My father worked from his sketches of the Charlotte lighthouse to create this watercolor in class last week. Amazing to watch him work so quickly in an additive medium that is so unforgiving of missteps. There are, certainly, missteps whenever you stretch or do something new. He is not beyond putting the whole sheet in the bathtub and washing it out. And he has a short, stubby brush that he uses to scrub out small sections. I watched him the other night as he took some figures and a sign right out of an Adirondack scene. The color came up and ran all over the piece as he soaked it up with a sponge. It is nearly impossible to reclaim a white. Opaque white is a sickly looking substance. You protect whites and they are often the strongest element in the end. It is a dangerous but seductive process.
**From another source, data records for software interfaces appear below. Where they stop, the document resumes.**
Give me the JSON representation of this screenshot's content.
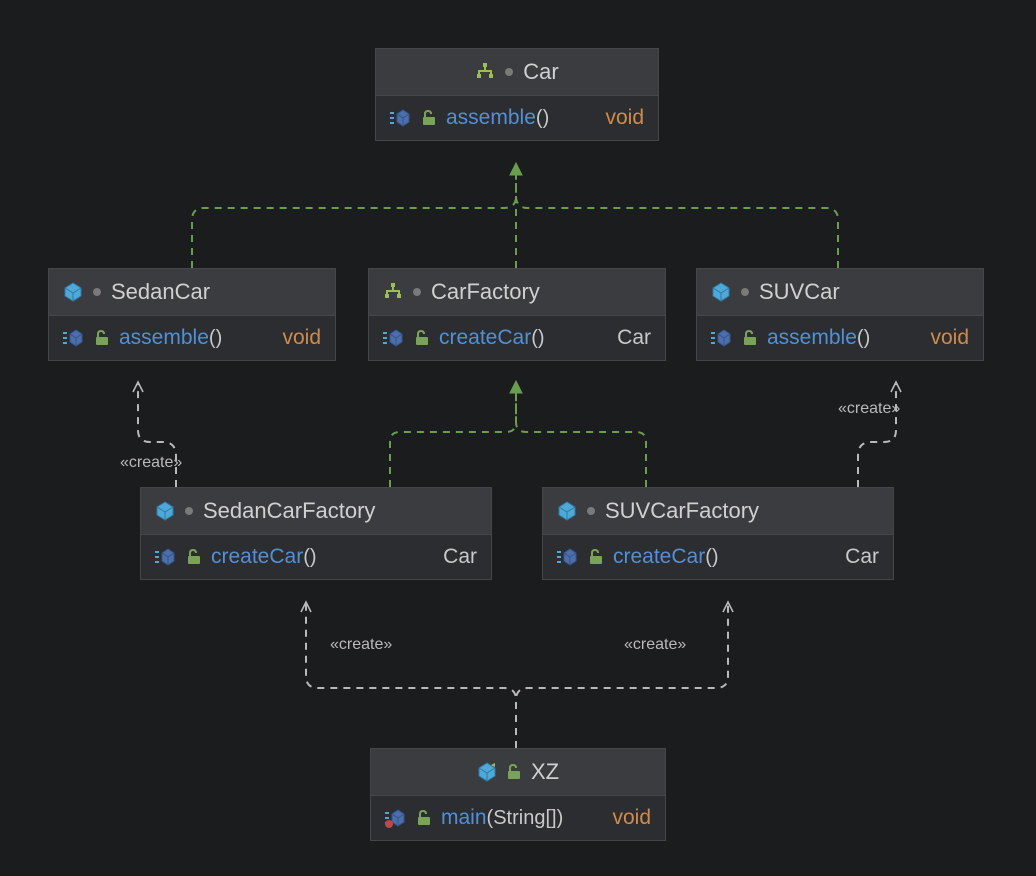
{
  "classes": {
    "car": {
      "name": "Car",
      "methods": [
        {
          "name": "assemble",
          "params": "",
          "returns": "void"
        }
      ]
    },
    "sedanCar": {
      "name": "SedanCar",
      "methods": [
        {
          "name": "assemble",
          "params": "",
          "returns": "void"
        }
      ]
    },
    "carFactory": {
      "name": "CarFactory",
      "methods": [
        {
          "name": "createCar",
          "params": "",
          "returns": "Car"
        }
      ]
    },
    "suvCar": {
      "name": "SUVCar",
      "methods": [
        {
          "name": "assemble",
          "params": "",
          "returns": "void"
        }
      ]
    },
    "sedanCarFactory": {
      "name": "SedanCarFactory",
      "methods": [
        {
          "name": "createCar",
          "params": "",
          "returns": "Car"
        }
      ]
    },
    "suvCarFactory": {
      "name": "SUVCarFactory",
      "methods": [
        {
          "name": "createCar",
          "params": "",
          "returns": "Car"
        }
      ]
    },
    "xz": {
      "name": "XZ",
      "methods": [
        {
          "name": "main",
          "params": "String[]",
          "returns": "void"
        }
      ]
    }
  },
  "stereotypes": {
    "create": "«create»"
  },
  "relations": [
    {
      "from": "sedanCar",
      "to": "car",
      "kind": "realization"
    },
    {
      "from": "carFactory",
      "to": "car",
      "kind": "realization"
    },
    {
      "from": "suvCar",
      "to": "car",
      "kind": "realization"
    },
    {
      "from": "sedanCarFactory",
      "to": "carFactory",
      "kind": "realization"
    },
    {
      "from": "suvCarFactory",
      "to": "carFactory",
      "kind": "realization"
    },
    {
      "from": "sedanCarFactory",
      "to": "sedanCar",
      "kind": "create"
    },
    {
      "from": "suvCarFactory",
      "to": "suvCar",
      "kind": "create"
    },
    {
      "from": "xz",
      "to": "sedanCarFactory",
      "kind": "create"
    },
    {
      "from": "xz",
      "to": "suvCarFactory",
      "kind": "create"
    }
  ],
  "colors": {
    "realization": "#6a9e4f",
    "dependency": "#a8a8a8",
    "interfaceIcon": "#9bbf55",
    "classIcon": "#4fa9d8",
    "methodIcon": "#4d6ea9",
    "unlockIcon": "#7aa35a",
    "staticIcon": "#c04747"
  }
}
One week later this lighthouse painting is in a show in the gallery at the Creative Workshop and I was taking this photo of it, trying to dodge the reflections from the glass, when someone behind me exclaimed, “I love that painting.” I proudly said, “My dad did it,” and he said, “I teach the watercolor class.” All very cool but you have to wonder why most classes are segregated by medium. Fred Lipp’s “Advanced Painting” class is the exception. I recently switched from charcoal to watercolor and then oil and needed to be be reminded that the intent is exactly the same. A change in form can be described by change in color just as a change in form is described by a change in line.